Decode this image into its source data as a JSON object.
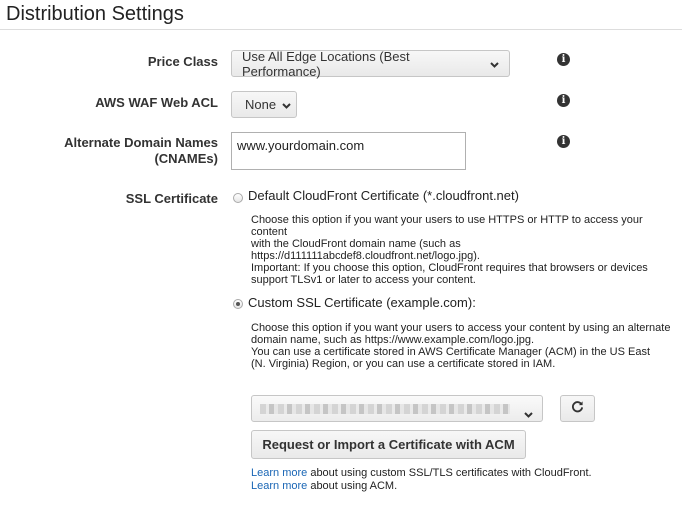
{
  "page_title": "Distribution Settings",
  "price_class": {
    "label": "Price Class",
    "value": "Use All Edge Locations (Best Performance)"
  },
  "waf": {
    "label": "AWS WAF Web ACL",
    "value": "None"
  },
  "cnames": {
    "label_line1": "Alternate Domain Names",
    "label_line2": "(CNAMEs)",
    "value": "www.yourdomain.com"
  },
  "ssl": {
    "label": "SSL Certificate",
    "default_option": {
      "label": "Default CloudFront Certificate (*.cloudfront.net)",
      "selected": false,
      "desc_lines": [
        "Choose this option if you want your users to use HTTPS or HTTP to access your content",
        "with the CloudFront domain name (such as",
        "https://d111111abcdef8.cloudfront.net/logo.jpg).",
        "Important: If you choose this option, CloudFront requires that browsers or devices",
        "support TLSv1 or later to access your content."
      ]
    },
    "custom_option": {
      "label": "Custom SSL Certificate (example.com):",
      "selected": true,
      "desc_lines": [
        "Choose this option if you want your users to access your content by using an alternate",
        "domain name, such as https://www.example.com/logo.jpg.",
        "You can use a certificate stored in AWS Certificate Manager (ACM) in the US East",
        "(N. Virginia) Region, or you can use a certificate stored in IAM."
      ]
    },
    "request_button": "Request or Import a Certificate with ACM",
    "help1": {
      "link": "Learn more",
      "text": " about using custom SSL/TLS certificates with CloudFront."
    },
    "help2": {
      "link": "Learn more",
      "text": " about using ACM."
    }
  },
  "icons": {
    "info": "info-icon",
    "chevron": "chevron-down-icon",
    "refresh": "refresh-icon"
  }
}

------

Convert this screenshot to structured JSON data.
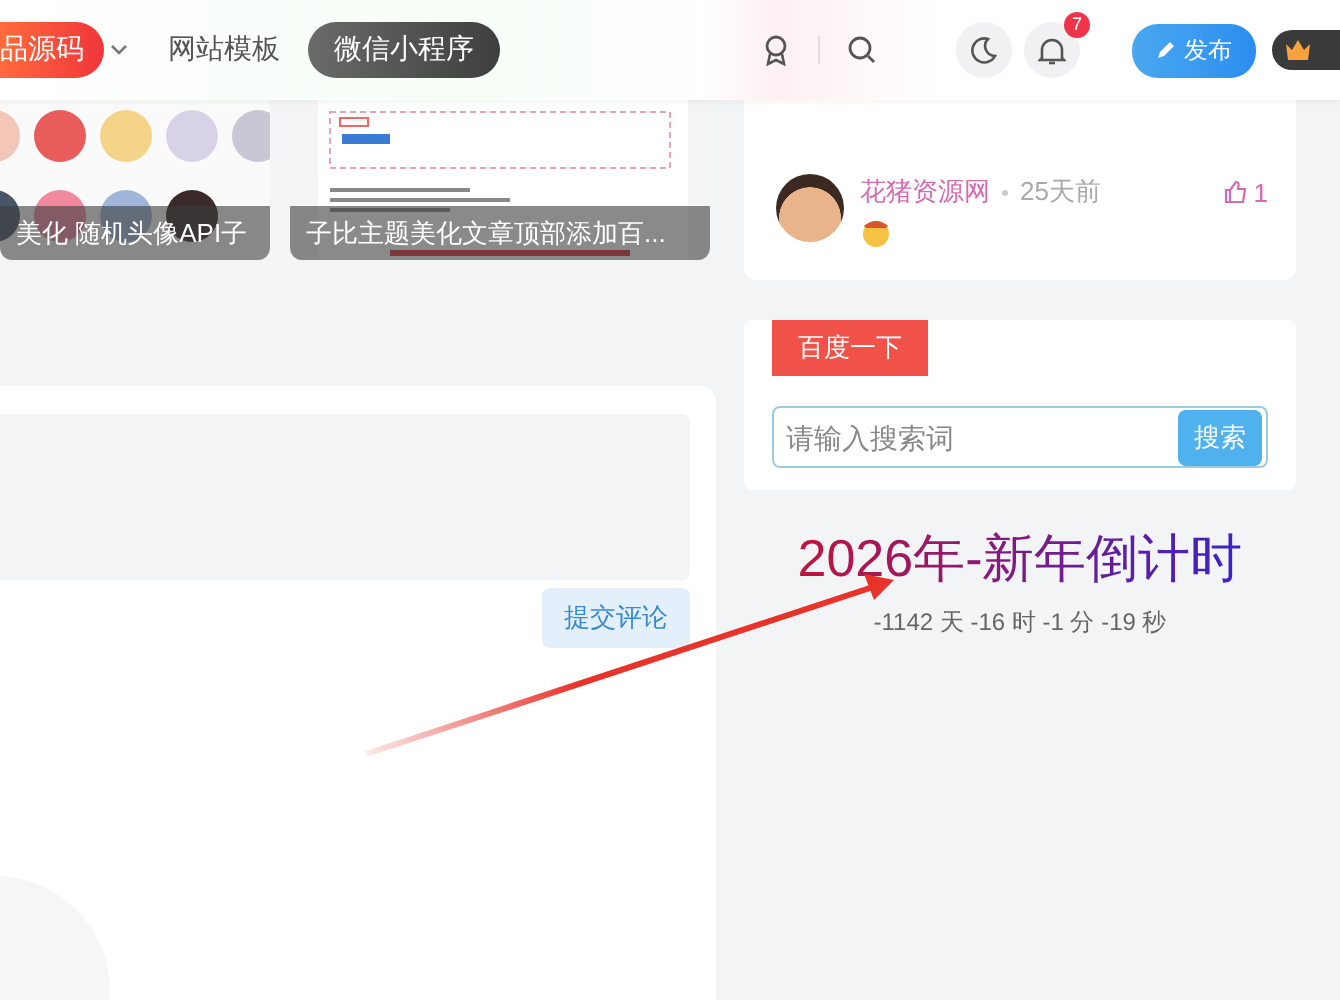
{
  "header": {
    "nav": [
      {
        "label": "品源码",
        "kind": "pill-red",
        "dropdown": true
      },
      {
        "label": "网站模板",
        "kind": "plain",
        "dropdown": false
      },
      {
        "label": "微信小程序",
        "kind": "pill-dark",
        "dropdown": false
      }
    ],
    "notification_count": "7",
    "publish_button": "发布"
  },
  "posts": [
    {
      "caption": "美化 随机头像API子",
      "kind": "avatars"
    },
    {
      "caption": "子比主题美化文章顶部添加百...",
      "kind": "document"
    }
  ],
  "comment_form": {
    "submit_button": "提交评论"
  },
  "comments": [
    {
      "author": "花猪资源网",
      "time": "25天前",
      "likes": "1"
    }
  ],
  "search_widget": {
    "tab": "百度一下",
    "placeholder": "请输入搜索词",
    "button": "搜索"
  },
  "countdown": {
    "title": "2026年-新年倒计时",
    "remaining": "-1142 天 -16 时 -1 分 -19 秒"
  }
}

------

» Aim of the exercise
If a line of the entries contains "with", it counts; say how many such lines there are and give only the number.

» Written answer
3